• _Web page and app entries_

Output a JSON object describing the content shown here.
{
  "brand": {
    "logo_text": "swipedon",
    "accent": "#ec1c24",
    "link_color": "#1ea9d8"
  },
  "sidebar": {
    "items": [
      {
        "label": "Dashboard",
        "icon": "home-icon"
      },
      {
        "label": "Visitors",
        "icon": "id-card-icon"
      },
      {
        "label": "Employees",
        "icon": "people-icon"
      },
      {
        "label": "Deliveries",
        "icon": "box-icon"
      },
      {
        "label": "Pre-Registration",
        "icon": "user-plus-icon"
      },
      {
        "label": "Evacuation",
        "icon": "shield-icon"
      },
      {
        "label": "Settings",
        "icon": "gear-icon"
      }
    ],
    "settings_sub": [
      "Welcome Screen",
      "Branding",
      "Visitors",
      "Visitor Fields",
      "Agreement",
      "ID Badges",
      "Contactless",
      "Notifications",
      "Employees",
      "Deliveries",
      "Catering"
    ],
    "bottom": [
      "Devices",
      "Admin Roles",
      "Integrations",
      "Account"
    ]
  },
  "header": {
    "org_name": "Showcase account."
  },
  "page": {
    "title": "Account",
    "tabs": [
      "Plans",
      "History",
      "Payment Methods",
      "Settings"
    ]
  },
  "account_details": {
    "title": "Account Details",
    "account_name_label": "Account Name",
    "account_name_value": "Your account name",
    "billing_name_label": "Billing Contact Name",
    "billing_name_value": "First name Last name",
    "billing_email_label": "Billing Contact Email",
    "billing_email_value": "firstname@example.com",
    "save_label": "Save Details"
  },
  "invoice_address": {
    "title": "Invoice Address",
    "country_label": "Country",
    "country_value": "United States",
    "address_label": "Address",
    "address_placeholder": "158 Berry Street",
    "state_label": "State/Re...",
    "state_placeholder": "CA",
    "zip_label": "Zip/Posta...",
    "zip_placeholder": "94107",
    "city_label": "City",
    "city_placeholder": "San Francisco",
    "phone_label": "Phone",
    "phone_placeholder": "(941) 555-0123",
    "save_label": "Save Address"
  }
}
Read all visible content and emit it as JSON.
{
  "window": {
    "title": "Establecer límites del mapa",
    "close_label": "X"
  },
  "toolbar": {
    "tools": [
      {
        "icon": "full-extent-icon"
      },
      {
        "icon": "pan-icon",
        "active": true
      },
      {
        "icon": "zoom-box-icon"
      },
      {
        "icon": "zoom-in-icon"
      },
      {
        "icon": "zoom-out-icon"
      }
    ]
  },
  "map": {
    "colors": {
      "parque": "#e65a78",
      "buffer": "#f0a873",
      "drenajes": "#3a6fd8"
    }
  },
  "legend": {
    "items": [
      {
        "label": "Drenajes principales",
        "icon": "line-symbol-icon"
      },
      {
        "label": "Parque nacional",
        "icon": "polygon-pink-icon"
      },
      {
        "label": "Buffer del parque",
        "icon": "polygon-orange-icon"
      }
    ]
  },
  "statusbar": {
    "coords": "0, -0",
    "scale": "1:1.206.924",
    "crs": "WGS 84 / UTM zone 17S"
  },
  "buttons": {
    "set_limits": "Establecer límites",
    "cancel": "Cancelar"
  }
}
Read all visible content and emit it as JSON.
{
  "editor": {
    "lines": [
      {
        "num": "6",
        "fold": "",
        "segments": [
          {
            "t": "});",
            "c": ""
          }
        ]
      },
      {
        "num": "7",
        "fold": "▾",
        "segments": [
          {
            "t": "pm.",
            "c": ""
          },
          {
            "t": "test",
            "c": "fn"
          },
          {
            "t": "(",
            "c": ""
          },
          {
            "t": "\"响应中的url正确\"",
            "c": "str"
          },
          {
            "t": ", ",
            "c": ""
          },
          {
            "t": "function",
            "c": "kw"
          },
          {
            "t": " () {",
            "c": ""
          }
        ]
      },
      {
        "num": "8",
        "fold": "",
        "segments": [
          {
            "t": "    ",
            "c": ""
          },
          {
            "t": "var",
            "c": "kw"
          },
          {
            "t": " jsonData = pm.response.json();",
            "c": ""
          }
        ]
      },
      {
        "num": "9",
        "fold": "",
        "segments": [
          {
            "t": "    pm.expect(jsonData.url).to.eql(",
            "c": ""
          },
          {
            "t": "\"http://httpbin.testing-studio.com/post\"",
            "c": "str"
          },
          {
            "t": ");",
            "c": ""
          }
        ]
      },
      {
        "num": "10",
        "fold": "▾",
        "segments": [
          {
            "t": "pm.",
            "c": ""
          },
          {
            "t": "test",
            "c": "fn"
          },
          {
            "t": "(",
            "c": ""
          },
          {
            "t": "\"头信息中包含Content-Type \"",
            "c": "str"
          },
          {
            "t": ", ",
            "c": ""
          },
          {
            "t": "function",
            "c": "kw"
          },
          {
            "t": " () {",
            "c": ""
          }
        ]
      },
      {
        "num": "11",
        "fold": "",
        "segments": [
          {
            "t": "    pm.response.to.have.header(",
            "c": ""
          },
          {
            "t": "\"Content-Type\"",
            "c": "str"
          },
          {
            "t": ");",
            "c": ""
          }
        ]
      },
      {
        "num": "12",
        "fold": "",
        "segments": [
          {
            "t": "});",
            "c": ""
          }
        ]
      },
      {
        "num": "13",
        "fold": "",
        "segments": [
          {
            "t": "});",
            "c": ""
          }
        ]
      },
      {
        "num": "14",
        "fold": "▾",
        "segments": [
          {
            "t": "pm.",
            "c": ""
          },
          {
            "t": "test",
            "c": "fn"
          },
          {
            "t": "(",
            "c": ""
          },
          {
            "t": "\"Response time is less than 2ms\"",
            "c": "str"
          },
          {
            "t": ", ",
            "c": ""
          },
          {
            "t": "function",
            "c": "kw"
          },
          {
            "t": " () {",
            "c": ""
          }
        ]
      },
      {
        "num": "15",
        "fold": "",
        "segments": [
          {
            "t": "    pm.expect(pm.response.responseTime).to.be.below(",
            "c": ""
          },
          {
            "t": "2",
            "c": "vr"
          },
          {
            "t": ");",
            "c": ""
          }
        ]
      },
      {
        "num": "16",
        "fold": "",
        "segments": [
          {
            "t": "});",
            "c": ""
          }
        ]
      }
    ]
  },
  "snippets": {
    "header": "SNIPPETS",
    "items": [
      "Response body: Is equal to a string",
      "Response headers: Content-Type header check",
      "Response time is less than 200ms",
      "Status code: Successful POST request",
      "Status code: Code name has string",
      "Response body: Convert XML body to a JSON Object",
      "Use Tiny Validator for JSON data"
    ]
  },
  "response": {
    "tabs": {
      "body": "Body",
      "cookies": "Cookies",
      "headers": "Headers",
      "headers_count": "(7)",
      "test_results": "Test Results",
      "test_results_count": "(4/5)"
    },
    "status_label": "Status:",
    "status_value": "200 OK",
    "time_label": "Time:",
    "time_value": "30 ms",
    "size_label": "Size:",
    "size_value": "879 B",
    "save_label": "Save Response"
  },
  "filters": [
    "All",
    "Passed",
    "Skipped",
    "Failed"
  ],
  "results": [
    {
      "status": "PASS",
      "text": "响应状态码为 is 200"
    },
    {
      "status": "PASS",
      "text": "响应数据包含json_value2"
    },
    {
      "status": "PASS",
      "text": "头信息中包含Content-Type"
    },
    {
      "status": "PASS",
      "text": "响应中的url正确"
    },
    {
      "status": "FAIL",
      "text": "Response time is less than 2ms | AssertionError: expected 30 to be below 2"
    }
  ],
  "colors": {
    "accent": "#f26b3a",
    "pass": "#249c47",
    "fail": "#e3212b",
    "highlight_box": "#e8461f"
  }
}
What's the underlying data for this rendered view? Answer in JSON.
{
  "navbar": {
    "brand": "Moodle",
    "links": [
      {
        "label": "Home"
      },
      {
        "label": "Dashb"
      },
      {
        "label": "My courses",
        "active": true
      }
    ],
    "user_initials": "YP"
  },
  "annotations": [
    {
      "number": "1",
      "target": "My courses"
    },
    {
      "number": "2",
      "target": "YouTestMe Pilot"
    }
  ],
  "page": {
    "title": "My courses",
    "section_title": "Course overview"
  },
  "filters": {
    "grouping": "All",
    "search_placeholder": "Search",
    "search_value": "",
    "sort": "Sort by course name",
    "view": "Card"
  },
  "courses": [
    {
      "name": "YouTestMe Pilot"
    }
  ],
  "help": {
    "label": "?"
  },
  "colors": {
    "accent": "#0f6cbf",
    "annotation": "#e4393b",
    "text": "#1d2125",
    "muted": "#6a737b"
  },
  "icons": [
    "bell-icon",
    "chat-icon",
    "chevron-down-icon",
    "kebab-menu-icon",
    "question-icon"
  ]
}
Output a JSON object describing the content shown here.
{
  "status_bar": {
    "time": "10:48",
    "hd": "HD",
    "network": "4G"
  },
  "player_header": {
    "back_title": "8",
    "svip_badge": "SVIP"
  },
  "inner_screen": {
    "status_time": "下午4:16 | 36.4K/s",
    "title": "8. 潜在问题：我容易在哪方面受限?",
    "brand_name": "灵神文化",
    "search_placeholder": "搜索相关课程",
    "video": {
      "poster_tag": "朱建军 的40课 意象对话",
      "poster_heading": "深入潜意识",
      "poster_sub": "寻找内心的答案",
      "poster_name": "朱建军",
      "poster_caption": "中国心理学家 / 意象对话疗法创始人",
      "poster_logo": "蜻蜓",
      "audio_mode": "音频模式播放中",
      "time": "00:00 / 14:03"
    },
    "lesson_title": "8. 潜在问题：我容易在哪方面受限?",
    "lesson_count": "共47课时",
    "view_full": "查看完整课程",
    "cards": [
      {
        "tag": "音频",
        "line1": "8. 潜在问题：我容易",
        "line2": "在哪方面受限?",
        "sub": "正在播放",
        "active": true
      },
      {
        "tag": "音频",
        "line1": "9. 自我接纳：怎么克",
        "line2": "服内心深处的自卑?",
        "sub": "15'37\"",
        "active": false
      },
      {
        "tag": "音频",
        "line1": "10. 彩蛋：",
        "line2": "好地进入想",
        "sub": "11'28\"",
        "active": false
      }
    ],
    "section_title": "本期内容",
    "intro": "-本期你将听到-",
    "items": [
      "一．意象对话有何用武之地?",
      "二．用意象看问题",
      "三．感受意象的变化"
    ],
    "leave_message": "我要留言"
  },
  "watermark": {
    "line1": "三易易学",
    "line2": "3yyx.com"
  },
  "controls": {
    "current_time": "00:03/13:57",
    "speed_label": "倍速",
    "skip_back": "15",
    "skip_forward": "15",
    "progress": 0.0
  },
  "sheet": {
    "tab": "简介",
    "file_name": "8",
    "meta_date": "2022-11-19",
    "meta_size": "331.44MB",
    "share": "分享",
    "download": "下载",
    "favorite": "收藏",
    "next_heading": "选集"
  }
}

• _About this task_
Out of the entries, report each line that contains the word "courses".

• _Response_
        "label": "My courses",
      "target": "My courses"
    "title": "My courses",
  "courses": [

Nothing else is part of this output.